---------- Records supplied ----------

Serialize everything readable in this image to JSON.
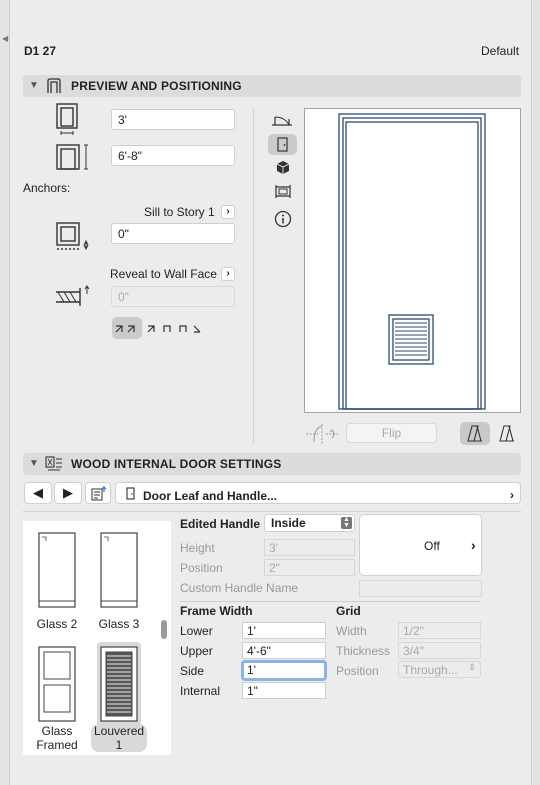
{
  "header": {
    "id_label": "D1 27",
    "style_label": "Default"
  },
  "preview_section": {
    "title": "PREVIEW AND POSITIONING",
    "width_value": "3'",
    "height_value": "6'-8\"",
    "anchors_label": "Anchors:",
    "sill_label": "Sill to Story 1",
    "sill_value": "0\"",
    "reveal_label": "Reveal to Wall Face",
    "reveal_value": "0\"",
    "flip_label": "Flip",
    "view_icons": [
      "plan-view-icon",
      "elevation-view-icon",
      "3d-view-icon",
      "section-view-icon",
      "info-icon"
    ]
  },
  "door_section": {
    "title": "WOOD INTERNAL DOOR SETTINGS",
    "page_label": "Door Leaf and Handle...",
    "list_items": [
      {
        "label": "Glass 2"
      },
      {
        "label": "Glass 3"
      },
      {
        "label": "Glass\nFramed"
      },
      {
        "label": "Louvered\n1",
        "selected": true
      }
    ],
    "edited_handle_label": "Edited Handle",
    "edited_handle_value": "Inside",
    "handle_height_label": "Height",
    "handle_height_value": "3'",
    "handle_position_label": "Position",
    "handle_position_value": "2\"",
    "custom_name_label": "Custom Handle Name",
    "handle_state": "Off",
    "frame_width_label": "Frame Width",
    "lower_label": "Lower",
    "lower_value": "1'",
    "upper_label": "Upper",
    "upper_value": "4'-6\"",
    "side_label": "Side",
    "side_value": "1'",
    "internal_label": "Internal",
    "internal_value": "1\"",
    "grid_label": "Grid",
    "grid_width_label": "Width",
    "grid_width_value": "1/2\"",
    "grid_thickness_label": "Thickness",
    "grid_thickness_value": "3/4\"",
    "grid_position_label": "Position",
    "grid_position_value": "Through..."
  },
  "colors": {
    "accent": "#3a5f8a",
    "selection": "#d9d9d9",
    "focus": "#8ab4e8"
  }
}
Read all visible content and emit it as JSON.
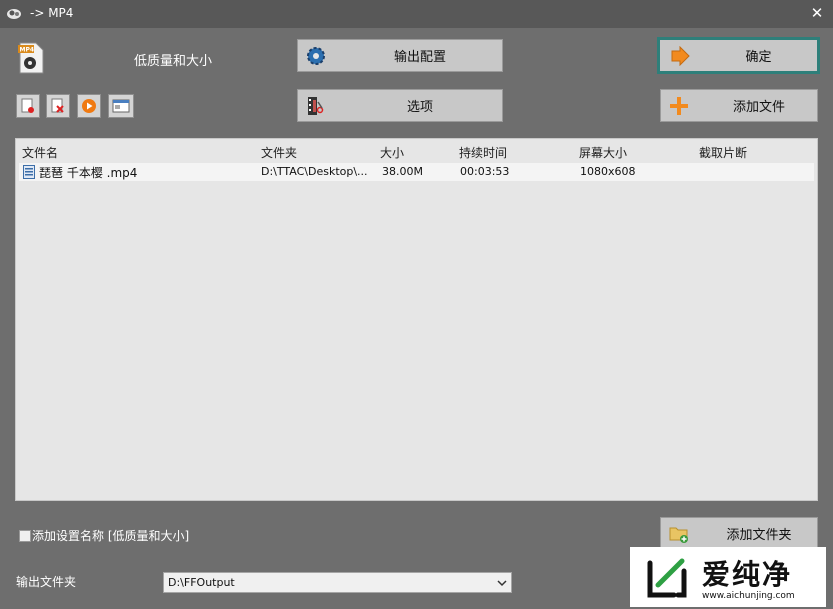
{
  "window": {
    "title": "-> MP4",
    "close_glyph": "✕"
  },
  "profile": {
    "label": "低质量和大小",
    "icon": "mp4-file-icon"
  },
  "buttons": {
    "output_config": "输出配置",
    "ok": "确定",
    "options": "选项",
    "add_file": "添加文件",
    "add_folder": "添加文件夹"
  },
  "mini_toolbar": [
    "remove-file-icon",
    "clear-list-icon",
    "play-icon",
    "media-info-icon"
  ],
  "list": {
    "columns": [
      "文件名",
      "文件夹",
      "大小",
      "持续时间",
      "屏幕大小",
      "截取片断"
    ],
    "rows": [
      {
        "name": "琵琶 千本樱 .mp4",
        "folder": "D:\\TTAC\\Desktop\\...",
        "size": "38.00M",
        "duration": "00:03:53",
        "screen": "1080x608",
        "clip": ""
      }
    ]
  },
  "footer": {
    "add_setting_name": "添加设置名称 [低质量和大小]",
    "output_folder_label": "输出文件夹",
    "output_folder_value": "D:\\FFOutput"
  },
  "watermark": {
    "name": "爱纯净",
    "url": "www.aichunjing.com"
  },
  "colors": {
    "accent_border": "#2e7f7a",
    "arrow_orange": "#f28a1e",
    "window_bg": "#6e6e6e"
  }
}
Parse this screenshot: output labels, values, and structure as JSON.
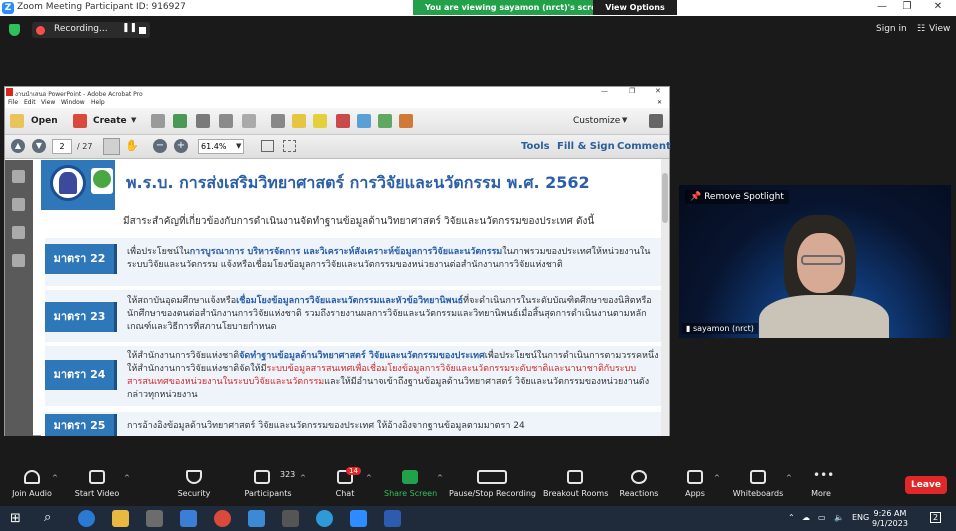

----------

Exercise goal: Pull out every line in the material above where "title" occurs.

Answer area:
    "title": "PREVIEW AND POSITIONING",
    "title": "WOOD INTERNAL DOOR SETTINGS",
    "title": "-> MP4",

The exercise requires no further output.